If you are serious about getting a good small business loan, your bookkeeper or accountant should be your best friend. You will want to keep your books up to date and be prepared to provide up-to-date financials as needed.
Get a small business credit card
If you’ve been using a personal credit card for business purchases, you’ll want to consider a small business credit card to officially separate your business purchases from personal ones.
Some business credit cards don’t report account activity to the owner’s personal credit (except if the account is delinquent), which can further help to separate your personal and business credit.
Create or update your business plan

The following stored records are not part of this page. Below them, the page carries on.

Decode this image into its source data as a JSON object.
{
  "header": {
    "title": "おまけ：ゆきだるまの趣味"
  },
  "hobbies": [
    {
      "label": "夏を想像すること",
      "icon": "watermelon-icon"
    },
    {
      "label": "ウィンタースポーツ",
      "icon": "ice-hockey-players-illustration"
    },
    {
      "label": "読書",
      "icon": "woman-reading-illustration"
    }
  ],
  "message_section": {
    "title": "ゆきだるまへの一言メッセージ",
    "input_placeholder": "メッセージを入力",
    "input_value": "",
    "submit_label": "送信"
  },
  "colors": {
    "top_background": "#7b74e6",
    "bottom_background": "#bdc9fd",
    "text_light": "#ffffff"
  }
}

Not all lenders will require a business plan, but many traditional lenders, such as banks, will. Even if a lender doesn’t request a business plan, the work you put into creating one will help you identify financing needs and opportunities. There are many good tools for creating a business plan, and you can get free help with yours through SCORE or your Small Business Development Center.
Know what you need
If you’re looking for financing to buy a piece of equipment or take on a specific project, then it won’t be difficult to figure out how much you need to borrow. But in many cases, when you’re trying to get financing for cash flow or working capital, it’s harder to figure that out.
Borrowing blindly can mean you’ll wind up with financing you can’t afford. If you don’t know how much you need to borrow, or how much you can afford to borrow, talk with your accountant or small business advisor.
Watch your credit
Even before the coronavirus crisis, just over half of business owners used either business credit or a combination of business and personal credit to get financing, according to Fed research.
Post-COVID-19, lenders are going to be even more cautious as they lend, and good personal and business credit will be more important than ever.
So, monitor your personal credit with each major consumer credit agency: Equifax, Experian and TransUnion. You can check your credit reports from all three at AnnualCreditReport.com.